Popular social networking service Facebook has announced a new security drive that sees ubiquitous encryption and all-encompassing 'social captchas' added to the site.
The announcement, which comes in the wake of news that chief executive Mark Zuckerberg's personal fan page on Facebook was hacked by assailants unknown, is designed to reassure the site's millions of users that their personal data is secure from ne'er-do-wells.
Perhaps the biggest change is the option to completely encrypt your connection to the Facebook site using HTTPS - a feature previously only used to protect a user's password during the login process. By making the page encrypted all the time, Facebook makes it a lot harder to snoop or hijack a session - although man-in-the-middle attacks could still disclose data.
Sadly, the company isn't making the option a default one. Rather, users are asked to browse to the 'Account Security' section of their 'Account Settings' page and enable 'Secure Browsing' manually.

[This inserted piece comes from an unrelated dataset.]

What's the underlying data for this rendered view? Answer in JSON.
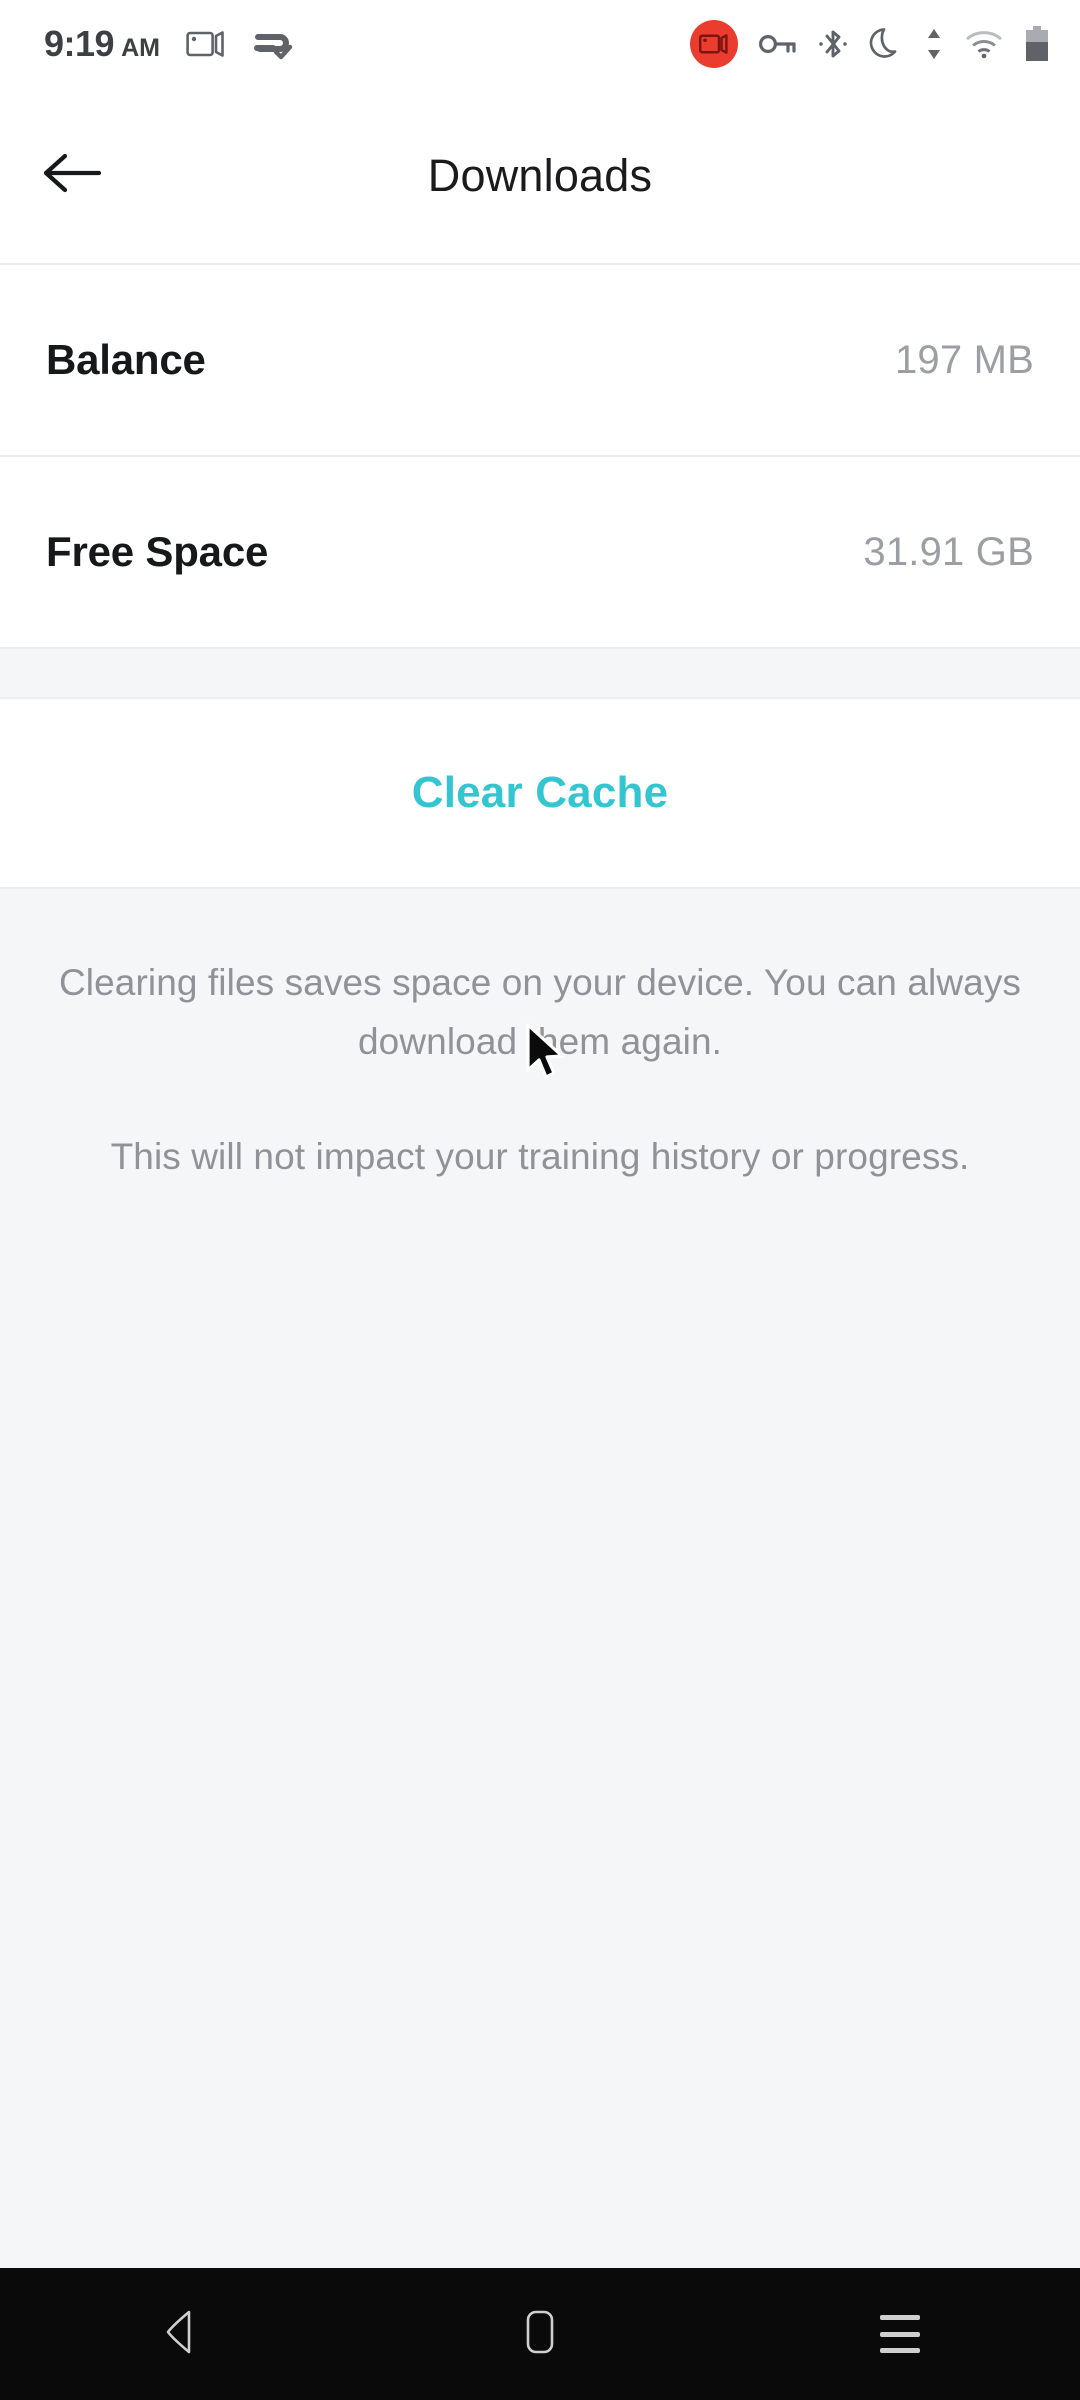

In a statement, Facebook security engineer Alex Rice claimed that the company has good reason not to enable the functionality by default: "Encrypted pages take longer to load, so [users] may notice that Facebook is slower using HTTPS. In addition, some Facebook features, including many third-party applications, are not currently supported in HTTPS."
To further boost security, and to stem the growing tide of spammers targeting the service, Facebook is also adding a new technology it calls 'social captchas' to the site.
Unlike traditional captchas, which use difficult-to-read text that a computer is unable to unscramble, Facebook's system pulls tagged photos from your friends' pages and asks you to identify who that person is.
It's a neat system, and one that may go some way to help alleviate Facebook's problems without inconveniencing its users too much. Both features should be fully rolled out across Facebook's many users over the next few weeks.